Data records for software interfaces:
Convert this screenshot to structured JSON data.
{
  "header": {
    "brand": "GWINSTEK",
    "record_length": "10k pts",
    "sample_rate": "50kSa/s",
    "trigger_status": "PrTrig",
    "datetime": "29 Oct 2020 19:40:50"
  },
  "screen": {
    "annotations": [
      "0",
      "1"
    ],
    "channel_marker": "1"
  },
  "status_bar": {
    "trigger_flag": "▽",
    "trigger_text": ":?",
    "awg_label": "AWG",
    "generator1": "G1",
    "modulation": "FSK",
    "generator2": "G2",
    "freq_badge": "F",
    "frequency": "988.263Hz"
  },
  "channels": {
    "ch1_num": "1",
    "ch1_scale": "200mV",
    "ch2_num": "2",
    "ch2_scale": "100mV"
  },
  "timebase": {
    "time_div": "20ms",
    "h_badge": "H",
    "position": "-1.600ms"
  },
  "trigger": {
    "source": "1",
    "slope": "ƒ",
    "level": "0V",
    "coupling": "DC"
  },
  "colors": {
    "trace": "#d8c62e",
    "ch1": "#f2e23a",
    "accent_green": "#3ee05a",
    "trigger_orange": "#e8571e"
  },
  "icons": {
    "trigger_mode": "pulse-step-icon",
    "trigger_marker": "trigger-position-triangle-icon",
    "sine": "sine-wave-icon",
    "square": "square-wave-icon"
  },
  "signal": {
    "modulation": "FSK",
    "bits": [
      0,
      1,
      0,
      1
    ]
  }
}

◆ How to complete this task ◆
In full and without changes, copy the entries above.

◆ Solved exercise ◆
Convert this screenshot to structured JSON data.
{
  "header": {
    "brand": "GWINSTEK",
    "record_length": "10k pts",
    "sample_rate": "50kSa/s",
    "trigger_status": "PrTrig",
    "datetime": "29 Oct 2020 19:40:50"
  },
  "screen": {
    "annotations": [
      "0",
      "1"
    ],
    "channel_marker": "1"
  },
  "status_bar": {
    "trigger_flag": "▽",
    "trigger_text": ":?",
    "awg_label": "AWG",
    "generator1": "G1",
    "modulation": "FSK",
    "generator2": "G2",
    "freq_badge": "F",
    "frequency": "988.263Hz"
  },
  "channels": {
    "ch1_num": "1",
    "ch1_scale": "200mV",
    "ch2_num": "2",
    "ch2_scale": "100mV"
  },
  "timebase": {
    "time_div": "20ms",
    "h_badge": "H",
    "position": "-1.600ms"
  },
  "trigger": {
    "source": "1",
    "slope": "ƒ",
    "level": "0V",
    "coupling": "DC"
  },
  "colors": {
    "trace": "#d8c62e",
    "ch1": "#f2e23a",
    "accent_green": "#3ee05a",
    "trigger_orange": "#e8571e"
  },
  "icons": {
    "trigger_mode": "pulse-step-icon",
    "trigger_marker": "trigger-position-triangle-icon",
    "sine": "sine-wave-icon",
    "square": "square-wave-icon"
  },
  "signal": {
    "modulation": "FSK",
    "bits": [
      0,
      1,
      0,
      1
    ]
  }
}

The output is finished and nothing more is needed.